In recent visits to local prairies, I was reminded of a spectacular native plant that is often overshadowed by its more common hybrid cousins.
Wild bergamot (Monarda fistulosa) is a native plant with a home range that spans our continent. It frequents a wide range of locations on the landscape, such as prairies and woodland edges or abandoned pastures and road right-of-ways. This tough plant thrives in bone-dry, full-sun to more mesic and part-shade locations, occupying all but the most wet and poorly drained sites. Yet, in the home landscape, it is often overlooked for the more commonly available cultivars of its close relative, bee balm (Monarda didyma), or hybrids between the two species.
In any discussion of Monarda, it can be important to use Latin names, as the whole genus is frequently referred to as “bee balm.” In total, there have been 17 native Monarda species identified in North America, and the two mentioned here have a long history as sought-after ornamental plants. The first recorded M. didyma in cultivation was noted as early as 1745 in New England, although this plant was valued by Native Americans long before for medicinal uses.
With tufted flowers that sport tube-like petals atop dangly stems, Monardas look like something out of a Dr. Suess book. It’s this spectacular display that makes them one of our showiest summer-blooming perennials.
Pollinators recognize Monarda as something special too, as these plants attract a wide range of insects as well as hummingbirds. Nectaries are located at the base of long, tube-like petals, which does limit nectar access for some pollinators with shorter tongues. Nevertheless, as industrious insects typically do, some have found ways around this.
Mason wasps and bumblebees have both been observed chewing holes through petals to access nectaries on a variety of plant species. In many of these cases, such as with Monarda flowers, smaller short-tongued pollinators, such as sweat bees, have been shown to use access holes chewed by others to get nectar. These interesting workarounds have often lead some of these pollinators to be called thieves, and they inadvertently have avoided contact with pollen-bearing flower parts.
Although flowering displays may be spectacular, Monarda is not a complaint-free group of plants among gardeners. Being a mint family member, they spread by rhizomes and may outcompete less-vigorous neighboring plants. In addition, powdery mildew is a common pathogen on most all Monarda species. Although it’s rarely a plant-health issue, it lowers aesthetic value in late summer.
In recent decades, much of the breeding efforts among Monarda species have been focused on improved powdery-mildew resistance.
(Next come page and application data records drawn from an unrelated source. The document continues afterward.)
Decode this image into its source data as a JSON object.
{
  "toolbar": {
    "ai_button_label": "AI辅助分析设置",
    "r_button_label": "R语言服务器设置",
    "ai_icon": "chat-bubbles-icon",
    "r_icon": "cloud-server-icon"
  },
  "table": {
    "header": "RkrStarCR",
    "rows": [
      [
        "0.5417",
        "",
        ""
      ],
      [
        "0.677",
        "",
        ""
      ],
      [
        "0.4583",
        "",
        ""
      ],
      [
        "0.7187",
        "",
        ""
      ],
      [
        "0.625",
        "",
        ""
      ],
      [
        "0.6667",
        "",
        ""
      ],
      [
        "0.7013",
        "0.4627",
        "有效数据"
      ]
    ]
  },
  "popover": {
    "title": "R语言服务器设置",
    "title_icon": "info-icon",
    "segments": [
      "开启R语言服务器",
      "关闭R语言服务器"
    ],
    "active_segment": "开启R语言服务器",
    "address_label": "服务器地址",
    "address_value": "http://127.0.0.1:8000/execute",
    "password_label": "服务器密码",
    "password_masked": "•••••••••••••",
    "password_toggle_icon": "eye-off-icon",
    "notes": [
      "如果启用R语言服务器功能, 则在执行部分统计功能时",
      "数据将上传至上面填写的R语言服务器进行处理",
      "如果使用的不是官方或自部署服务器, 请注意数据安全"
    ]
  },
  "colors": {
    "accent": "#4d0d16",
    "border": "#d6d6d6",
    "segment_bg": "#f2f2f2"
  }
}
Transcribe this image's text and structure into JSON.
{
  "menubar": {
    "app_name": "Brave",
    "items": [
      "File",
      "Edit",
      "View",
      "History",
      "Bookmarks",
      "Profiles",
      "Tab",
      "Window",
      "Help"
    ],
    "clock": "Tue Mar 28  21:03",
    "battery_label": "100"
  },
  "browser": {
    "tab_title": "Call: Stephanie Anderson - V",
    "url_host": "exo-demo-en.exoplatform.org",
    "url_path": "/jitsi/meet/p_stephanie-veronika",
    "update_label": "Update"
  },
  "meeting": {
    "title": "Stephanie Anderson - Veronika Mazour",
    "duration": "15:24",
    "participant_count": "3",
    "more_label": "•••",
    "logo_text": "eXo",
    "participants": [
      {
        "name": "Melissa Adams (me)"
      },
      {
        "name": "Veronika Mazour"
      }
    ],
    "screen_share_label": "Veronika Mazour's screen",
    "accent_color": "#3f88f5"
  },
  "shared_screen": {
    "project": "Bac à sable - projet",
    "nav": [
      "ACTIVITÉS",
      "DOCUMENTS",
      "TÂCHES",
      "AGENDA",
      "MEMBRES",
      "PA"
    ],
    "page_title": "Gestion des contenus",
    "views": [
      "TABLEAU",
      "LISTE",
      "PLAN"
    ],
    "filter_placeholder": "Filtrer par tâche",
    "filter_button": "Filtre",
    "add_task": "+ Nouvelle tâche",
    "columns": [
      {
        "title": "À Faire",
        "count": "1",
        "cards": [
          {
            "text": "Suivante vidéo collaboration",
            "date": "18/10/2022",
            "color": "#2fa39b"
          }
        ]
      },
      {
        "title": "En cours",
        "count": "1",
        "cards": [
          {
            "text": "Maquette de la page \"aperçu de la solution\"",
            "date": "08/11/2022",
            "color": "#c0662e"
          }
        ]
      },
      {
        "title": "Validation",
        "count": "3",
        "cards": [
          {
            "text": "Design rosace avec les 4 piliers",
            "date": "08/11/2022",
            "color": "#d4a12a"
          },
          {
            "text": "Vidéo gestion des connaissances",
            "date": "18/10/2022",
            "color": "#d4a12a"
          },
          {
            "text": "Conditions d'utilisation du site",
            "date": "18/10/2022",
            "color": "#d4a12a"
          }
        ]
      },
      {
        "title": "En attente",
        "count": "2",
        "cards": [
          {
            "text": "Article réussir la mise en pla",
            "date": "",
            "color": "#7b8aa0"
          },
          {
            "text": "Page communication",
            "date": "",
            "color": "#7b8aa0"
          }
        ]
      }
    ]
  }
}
Although there have been some cultivars of M. didyma released, the vast majority of new plants are hybrids between M. didyma and M. fistulosa. Many of the new hybrids do exhibit good resistance to powdery mildew, although not all live up to what may be expected.
However, there are some basic recommendations to manage powdery mildew that aren’t all that hard to apply. Since this fungal pathogen infects leaves and loves moisture, simply increasing airflow can help drastically. Removal of infect foliage by cutting back after flowering can help reduce poor appearance, improve airflow and promote a new flush of uninfected leaves. As with most all fungal foliage infectors, removing dead leaves on the ground and end-of-season cleanup of infected stems can help to reduce infection next year.
While newer hybrids may address powdery-mildew issues, there are always questions as to whether a hybrid will support pollinators as well as its native parents. I’ve found that M. fistulosa does wonderfully when planted in a mixture of native tall grasses, asters and goldenrods.
The taller neighboring natives serve to hide powdery mildew damage in the late season and limit rambunctiously spreading Monarda. In addition, this type of design is similar to native prairie settings where Monarda occurs naturally. Perhaps mimicking our native plant community is a better overall solution than adding hybrid plants?
If you are interested in seeing wild bergamot in a natural setting, the Champaign Park District has thriving populations at several of its parks, including Heritage Park, Robert C. Porter Family Park and Sunset Ridge park. It’s well worth the visit as each park supports a thriving prairie population!